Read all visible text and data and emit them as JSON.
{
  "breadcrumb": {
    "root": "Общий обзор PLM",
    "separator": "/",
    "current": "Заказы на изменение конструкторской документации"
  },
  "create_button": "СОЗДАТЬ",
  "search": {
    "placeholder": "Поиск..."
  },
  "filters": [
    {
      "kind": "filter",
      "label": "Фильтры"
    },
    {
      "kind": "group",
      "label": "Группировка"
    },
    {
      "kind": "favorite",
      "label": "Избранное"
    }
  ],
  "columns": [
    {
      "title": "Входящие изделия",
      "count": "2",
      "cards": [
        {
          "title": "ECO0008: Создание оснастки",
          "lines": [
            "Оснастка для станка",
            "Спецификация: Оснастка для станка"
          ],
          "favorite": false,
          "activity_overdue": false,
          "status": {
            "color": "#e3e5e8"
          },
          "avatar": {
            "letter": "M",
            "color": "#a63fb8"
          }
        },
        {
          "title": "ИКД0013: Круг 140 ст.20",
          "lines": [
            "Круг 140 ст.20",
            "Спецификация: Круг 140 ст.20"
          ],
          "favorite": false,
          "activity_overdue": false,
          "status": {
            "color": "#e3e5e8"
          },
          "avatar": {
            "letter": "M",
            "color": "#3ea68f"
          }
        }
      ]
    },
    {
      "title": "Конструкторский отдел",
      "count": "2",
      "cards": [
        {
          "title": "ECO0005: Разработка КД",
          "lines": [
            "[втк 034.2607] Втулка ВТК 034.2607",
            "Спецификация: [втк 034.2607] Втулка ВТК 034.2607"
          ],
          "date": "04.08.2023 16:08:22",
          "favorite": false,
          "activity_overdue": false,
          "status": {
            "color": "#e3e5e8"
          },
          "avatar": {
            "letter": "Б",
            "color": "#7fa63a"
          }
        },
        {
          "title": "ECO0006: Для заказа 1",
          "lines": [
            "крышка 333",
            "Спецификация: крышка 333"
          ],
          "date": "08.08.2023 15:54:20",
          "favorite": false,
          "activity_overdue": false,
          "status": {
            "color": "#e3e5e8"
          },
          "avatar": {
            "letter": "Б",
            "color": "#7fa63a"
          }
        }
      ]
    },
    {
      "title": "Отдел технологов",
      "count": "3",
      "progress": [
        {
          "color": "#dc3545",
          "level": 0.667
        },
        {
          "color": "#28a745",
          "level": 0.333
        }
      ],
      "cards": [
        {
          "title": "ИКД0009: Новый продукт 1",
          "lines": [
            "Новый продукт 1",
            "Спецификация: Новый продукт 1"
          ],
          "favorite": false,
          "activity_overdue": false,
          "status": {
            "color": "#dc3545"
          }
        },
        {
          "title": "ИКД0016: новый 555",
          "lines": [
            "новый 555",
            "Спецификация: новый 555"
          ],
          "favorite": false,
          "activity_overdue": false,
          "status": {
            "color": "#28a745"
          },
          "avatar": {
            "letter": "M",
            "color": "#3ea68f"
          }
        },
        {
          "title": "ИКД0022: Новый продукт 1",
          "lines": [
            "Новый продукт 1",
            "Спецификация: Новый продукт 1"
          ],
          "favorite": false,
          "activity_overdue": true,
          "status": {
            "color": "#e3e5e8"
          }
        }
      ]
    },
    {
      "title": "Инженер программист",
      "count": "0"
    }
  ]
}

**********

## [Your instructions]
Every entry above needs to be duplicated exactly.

## [Output for this exercise]
Read all visible text and data and emit them as JSON.
{
  "breadcrumb": {
    "root": "Общий обзор PLM",
    "separator": "/",
    "current": "Заказы на изменение конструкторской документации"
  },
  "create_button": "СОЗДАТЬ",
  "search": {
    "placeholder": "Поиск..."
  },
  "filters": [
    {
      "kind": "filter",
      "label": "Фильтры"
    },
    {
      "kind": "group",
      "label": "Группировка"
    },
    {
      "kind": "favorite",
      "label": "Избранное"
    }
  ],
  "columns": [
    {
      "title": "Входящие изделия",
      "count": "2",
      "cards": [
        {
          "title": "ECO0008: Создание оснастки",
          "lines": [
            "Оснастка для станка",
            "Спецификация: Оснастка для станка"
          ],
          "favorite": false,
          "activity_overdue": false,
          "status": {
            "color": "#e3e5e8"
          },
          "avatar": {
            "letter": "M",
            "color": "#a63fb8"
          }
        },
        {
          "title": "ИКД0013: Круг 140 ст.20",
          "lines": [
            "Круг 140 ст.20",
            "Спецификация: Круг 140 ст.20"
          ],
          "favorite": false,
          "activity_overdue": false,
          "status": {
            "color": "#e3e5e8"
          },
          "avatar": {
            "letter": "M",
            "color": "#3ea68f"
          }
        }
      ]
    },
    {
      "title": "Конструкторский отдел",
      "count": "2",
      "cards": [
        {
          "title": "ECO0005: Разработка КД",
          "lines": [
            "[втк 034.2607] Втулка ВТК 034.2607",
            "Спецификация: [втк 034.2607] Втулка ВТК 034.2607"
          ],
          "date": "04.08.2023 16:08:22",
          "favorite": false,
          "activity_overdue": false,
          "status": {
            "color": "#e3e5e8"
          },
          "avatar": {
            "letter": "Б",
            "color": "#7fa63a"
          }
        },
        {
          "title": "ECO0006: Для заказа 1",
          "lines": [
            "крышка 333",
            "Спецификация: крышка 333"
          ],
          "date": "08.08.2023 15:54:20",
          "favorite": false,
          "activity_overdue": false,
          "status": {
            "color": "#e3e5e8"
          },
          "avatar": {
            "letter": "Б",
            "color": "#7fa63a"
          }
        }
      ]
    },
    {
      "title": "Отдел технологов",
      "count": "3",
      "progress": [
        {
          "color": "#dc3545",
          "level": 0.667
        },
        {
          "color": "#28a745",
          "level": 0.333
        }
      ],
      "cards": [
        {
          "title": "ИКД0009: Новый продукт 1",
          "lines": [
            "Новый продукт 1",
            "Спецификация: Новый продукт 1"
          ],
          "favorite": false,
          "activity_overdue": false,
          "status": {
            "color": "#dc3545"
          }
        },
        {
          "title": "ИКД0016: новый 555",
          "lines": [
            "новый 555",
            "Спецификация: новый 555"
          ],
          "favorite": false,
          "activity_overdue": false,
          "status": {
            "color": "#28a745"
          },
          "avatar": {
            "letter": "M",
            "color": "#3ea68f"
          }
        },
        {
          "title": "ИКД0022: Новый продукт 1",
          "lines": [
            "Новый продукт 1",
            "Спецификация: Новый продукт 1"
          ],
          "favorite": false,
          "activity_overdue": true,
          "status": {
            "color": "#e3e5e8"
          }
        }
      ]
    },
    {
      "title": "Инженер программист",
      "count": "0"
    }
  ]
}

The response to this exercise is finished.